Four disabled peers have called on the hotel industry to do far more to improve access for their customers.
The debate in the House of Lords heard from the disabled peers Baroness [Celia] Thomas, Baroness [Jane] Campbell, Baroness [Sue] Masham and Baroness [Tanni] Grey-Thompson.
Baroness Thomas, a Liberal Democrat peer, who tabled the question that led to the debate, said there was “no doubt” that thousands of hotels around the country were not meeting “basic” access requirements laid out in Part M of the building regulations.
But she said the problems were mostly with smaller, independent hotels, rather than large hotel chains.
She said she had become “thoroughly frustrated in booking various hotels away from London over the past year that did not have adequate facilities for a disabled person such as me”.
She said: “Last year I was solemnly told by one hotel that yes, they had a disabled bedroom, but it was on the first floor. Had they got a lift? No.”
And she said she was shocked to be told that some hotel managers “do not want any of their rooms to look ‘medicalised’ because it puts non-disabled people off”.
One peer who has heard that excuse himself has agreed to sponsor a competition – anonymously – to improve the “non-medicalised design of hotel rooms for disabled visitors”, she added.
Baroness Campbell, a crossbench peer, said that some hotel chains – such as Premier Inn and Holiday Inn – do take access seriously.
But she said that legal reforms and cuts to legal aid, as well as the limited funds of the Equality and Human Rights Commission, meant that “disabled people now rarely assert their rights through the judicial system” when faced with a lack of provision.
She said: “The cost and complexity of taking a case to court and the low level of damages available are serious deterrents. Hence, little changes.”
And she said that government research published last year showed it was easier to arrange holidays for disabled people overseas than in Britain.
She said: “Thousands of customers were being turned away from hotels and self-catering accommodation because there were not enough accessible rooms to meet demand.”
She added: “Last week, I tried to find wheelchair accessible accommodation [a self-catering cottage] in north Devon, on the coast, to go away with my friend who dared to also be in a wheelchair.

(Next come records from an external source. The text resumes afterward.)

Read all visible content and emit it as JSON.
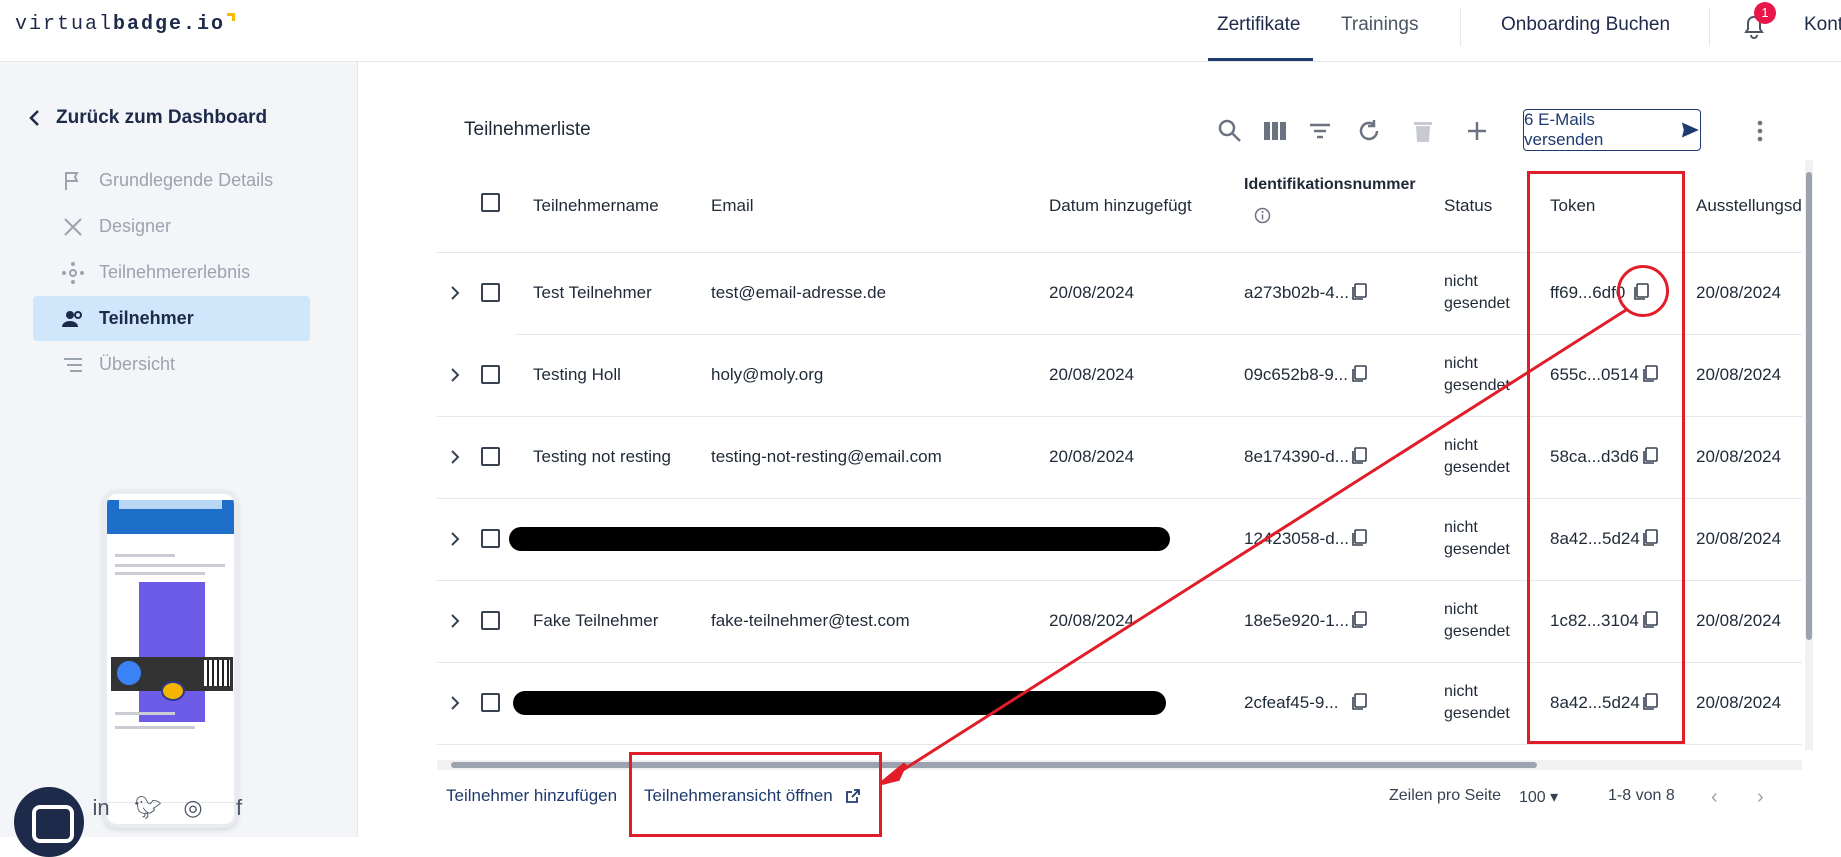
{
  "header": {
    "logo_light": "virtual",
    "logo_bold": "badge.io",
    "nav": [
      "Zertifikate",
      "Trainings"
    ],
    "cta": "Onboarding Buchen",
    "notifications": "1",
    "account": "Kont"
  },
  "sidebar": {
    "back": "Zurück zum Dashboard",
    "items": [
      {
        "label": "Grundlegende Details",
        "icon": "flag-icon"
      },
      {
        "label": "Designer",
        "icon": "tools-icon"
      },
      {
        "label": "Teilnehmererlebnis",
        "icon": "network-icon"
      },
      {
        "label": "Teilnehmer",
        "icon": "people-icon"
      },
      {
        "label": "Übersicht",
        "icon": "list-icon"
      }
    ]
  },
  "toolbar": {
    "title": "Teilnehmerliste",
    "send_label": "6 E-Mails versenden"
  },
  "table": {
    "headers": {
      "name": "Teilnehmername",
      "email": "Email",
      "date": "Datum hinzugefügt",
      "id": "Identifikationsnummer",
      "status": "Status",
      "token": "Token",
      "issued": "Ausstellungsd"
    },
    "rows": [
      {
        "name": "Test Teilnehmer",
        "email": "test@email-adresse.de",
        "date": "20/08/2024",
        "id": "a273b02b-4...",
        "status": "nicht gesendet",
        "token": "ff69...6df0",
        "issued": "20/08/2024",
        "redacted": false
      },
      {
        "name": "Testing Holl",
        "email": "holy@moly.org",
        "date": "20/08/2024",
        "id": "09c652b8-9...",
        "status": "nicht gesendet",
        "token": "655c...0514",
        "issued": "20/08/2024",
        "redacted": false
      },
      {
        "name": "Testing not resting",
        "email": "testing-not-resting@email.com",
        "date": "20/08/2024",
        "id": "8e174390-d...",
        "status": "nicht gesendet",
        "token": "58ca...d3d6",
        "issued": "20/08/2024",
        "redacted": false
      },
      {
        "name": "",
        "email": "",
        "date": "",
        "id": "12423058-d...",
        "status": "nicht gesendet",
        "token": "8a42...5d24",
        "issued": "20/08/2024",
        "redacted": true
      },
      {
        "name": "Fake Teilnehmer",
        "email": "fake-teilnehmer@test.com",
        "date": "20/08/2024",
        "id": "18e5e920-1...",
        "status": "nicht gesendet",
        "token": "1c82...3104",
        "issued": "20/08/2024",
        "redacted": false
      },
      {
        "name": "",
        "email": "",
        "date": "",
        "id": "2cfeaf45-9...",
        "status": "nicht gesendet",
        "token": "8a42...5d24",
        "issued": "20/08/2024",
        "redacted": true
      }
    ]
  },
  "footer": {
    "add": "Teilnehmer hinzufügen",
    "open_view": "Teilnehmeransicht öffnen",
    "rows_per_page_label": "Zeilen pro Seite",
    "rows_per_page": "100",
    "range": "1-8 von 8"
  },
  "colors": {
    "accent": "#1e3a6e",
    "annotation": "#e11d2a",
    "active_bg": "#cfe6fb",
    "badge": "#e8174a"
  }
}
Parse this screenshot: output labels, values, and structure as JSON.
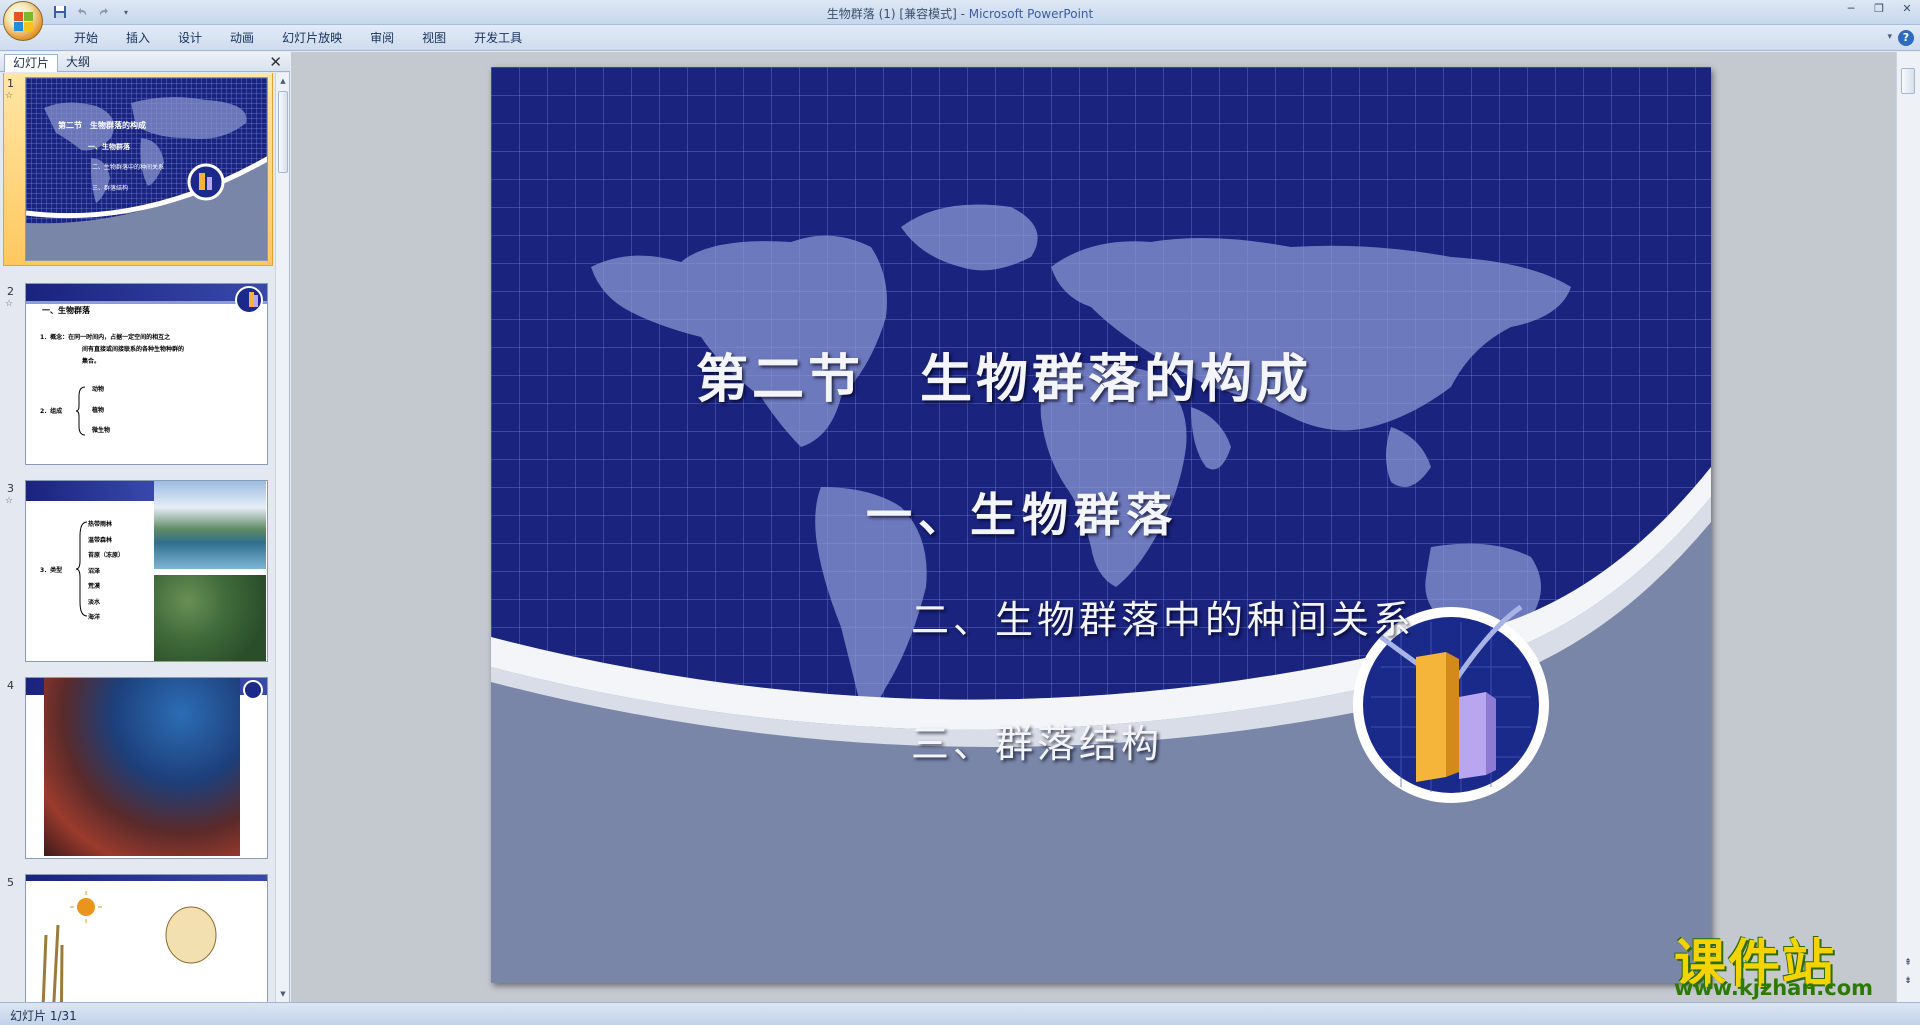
{
  "window": {
    "title_doc": "生物群落 (1) [兼容模式] - ",
    "title_app": "Microsoft PowerPoint"
  },
  "menu": {
    "tabs": [
      "开始",
      "插入",
      "设计",
      "动画",
      "幻灯片放映",
      "审阅",
      "视图",
      "开发工具"
    ]
  },
  "panel": {
    "tab_slides": "幻灯片",
    "tab_outline": "大纲",
    "thumbnails": [
      {
        "num": "1",
        "title": "第二节　生物群落的构成",
        "items": [
          "一、生物群落",
          "二、生物群落中的种间关系",
          "三、群落结构"
        ]
      },
      {
        "num": "2",
        "heading": "一、生物群落",
        "line1": "1．概念：在同一时间内，占据一定空间的相互之",
        "line2": "间有直接或间接联系的各种生物种群的",
        "line3": "集合。",
        "label": "2．组成",
        "items": [
          "动物",
          "植物",
          "微生物"
        ]
      },
      {
        "num": "3",
        "label": "3．类型",
        "items": [
          "热带雨林",
          "温带森林",
          "苔原（冻原）",
          "沼泽",
          "荒漠",
          "淡水",
          "海洋"
        ]
      },
      {
        "num": "4"
      },
      {
        "num": "5"
      }
    ]
  },
  "slide": {
    "title": "第二节　生物群落的构成",
    "item1": "一、生物群落",
    "item2": "二、生物群落中的种间关系",
    "item3": "三、群落结构"
  },
  "status": {
    "text": "幻灯片 1/31"
  },
  "watermark": {
    "title": "课件站",
    "url": "www.kjzhan.com"
  },
  "colors": {
    "slide_bg": "#1a237e",
    "selection": "#ffc860",
    "wave": "#7986a8"
  }
}
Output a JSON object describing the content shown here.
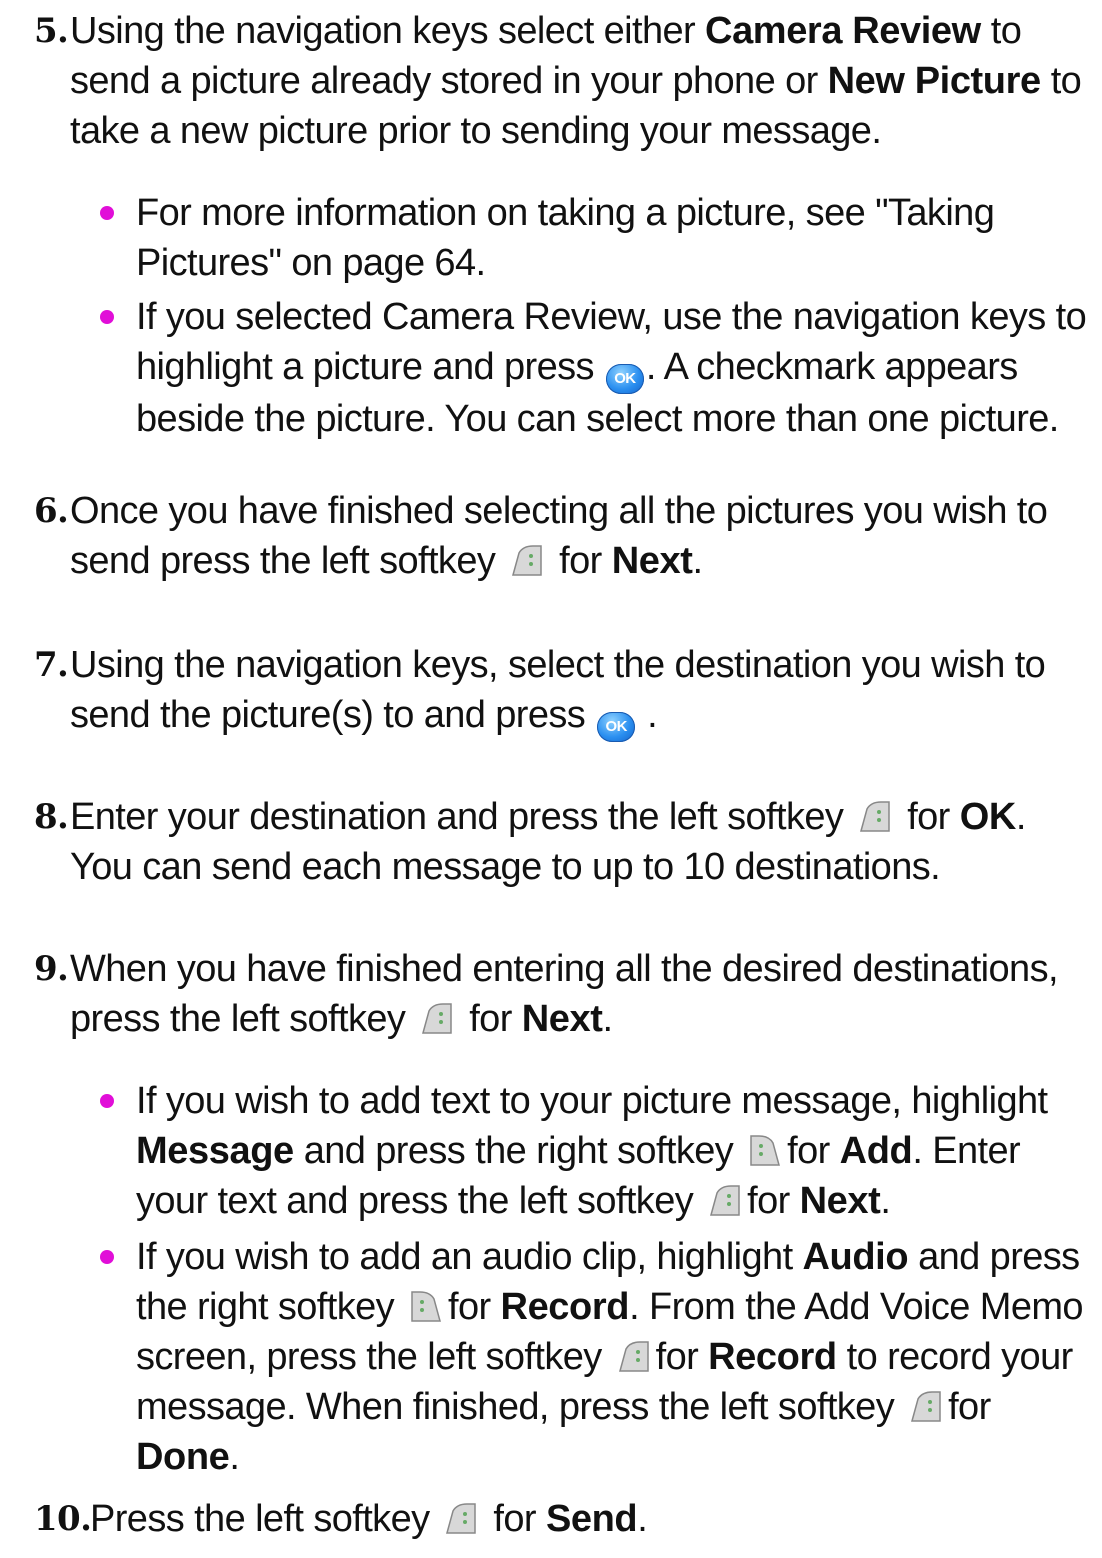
{
  "steps": [
    {
      "num": "5.",
      "segments": [
        "Using the navigation keys select either ",
        "Camera Review",
        " to send a picture already stored in your phone or ",
        "New Picture",
        " to take a new picture prior to sending your message."
      ]
    },
    {
      "num": "6.",
      "segments": [
        "Once you have finished selecting all the pictures you wish to send press the left softkey ",
        "",
        " for ",
        "Next",
        "."
      ]
    },
    {
      "num": "7.",
      "segments": [
        "Using the navigation keys, select the destination you wish to send the picture(s) to and press ",
        "",
        " ."
      ]
    },
    {
      "num": "8.",
      "segments": [
        "Enter your destination and press the left softkey ",
        "",
        " for ",
        "OK",
        ". You can send each message to up to 10 destinations."
      ]
    },
    {
      "num": "9.",
      "segments": [
        " When you have finished entering all the desired destinations, press the left softkey ",
        "",
        " for ",
        "Next",
        "."
      ]
    },
    {
      "num": "10.",
      "segments": [
        "Press the left softkey ",
        "",
        " for ",
        "Send",
        "."
      ]
    }
  ],
  "bullets": {
    "b5a": [
      "For more information on taking a picture, see \"Taking Pictures\" on page 64."
    ],
    "b5b": [
      "If you selected Camera Review, use the navigation keys to highlight a picture and press ",
      ". A checkmark appears beside the picture. You can select more than one picture."
    ],
    "b9a": [
      "If you wish to add text to your picture message, highlight ",
      "Message",
      " and press the right softkey ",
      "for ",
      "Add",
      ". Enter your text and press the left softkey ",
      "for ",
      "Next",
      "."
    ],
    "b9b": [
      "If you wish to add an audio clip, highlight ",
      "Audio",
      " and press the right softkey ",
      "for ",
      "Record",
      ". From the Add Voice Memo screen, press the left softkey ",
      "for ",
      "Record",
      " to record your message. When finished, press the left softkey ",
      "for ",
      "Done",
      "."
    ]
  },
  "icons": {
    "ok_label": "OK"
  },
  "colors": {
    "bullet": "#e10ed8",
    "ok_button": "#2a8ff0"
  }
}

There was only one option in the entire county and none by the sea.”
She asked the government what action it was taking to remedy the situation, and whether it had asked the hospitality industry to identify the reasons for its failure to comply with the “clear provisions of the Equality Act”.
Baroness Campbell said: “Disabled people have been repeatedly told by this government that they must work harder to become part of the British workforce.
“However, to do so, many of us need to use hotels for meetings and overnight stays, and in order to work hard we also need to rest and play.”
Her fellow crossbench peer Baroness [Tanni] Grey-Thompson said that one of the problems was defining the “reasonable adjustments” that hotels must make under the Equality Act, and the inconsistency in standards.
She said: “Many building projects simply slip through the net because there is not enough time to monitor or people do not know what they are looking for.”
She added: “I have simply lost count of how many times cost has been given as a reason for not doing anything.
“The data show that the cost is not prohibitive and that, in virtually every case, it can be recouped by the new business that is found.”
Another crossbench peer, Baroness Masham, said that some hotels and chains made “helpful efforts… to provide disabled guests with what they need, while others do very little to improve access”.
The Liberal Democrat Baroness Jolly, speaking for the government, said the law “recognises the need to strike a balance between the needs of disabled people and the interests of service providers”, and that “being accessible should not mean that hotels need to look medicalised”.
She said: “I acknowledge concerns raised this evening that the duty to make reasonable adjustments may not be working.
“However, we are not aware of any evidence to suggest that that is the case, as some disabled people have successfully won court cases against service-providers who have not made reasonable adjustments for them.
“Where it is brought to the attention of the Equality and Human Rights Commission, it has legislative powers to investigate and, if necessary, take enforcement action against service providers who refuse and/or fail to make reasonable adjustments for disabled people.”
And she said that VisitEngland – the country’s national tourist board – “does much to raise awareness of the legal obligations of accommodation providers”.
But she admitted that only 427 accommodation businesses – out of more than 66,000 – had joined VisitEngland’s national accessible scheme to “develop and promote their accessibility for disabled travellers”, and that VisitEngland was “exploring options” to expand membership.
She said that VisitEngland would hold its first “access for all” tourism conference on 18 March, as part of English Tourism Week, in a bid to “upskill tourism operators”.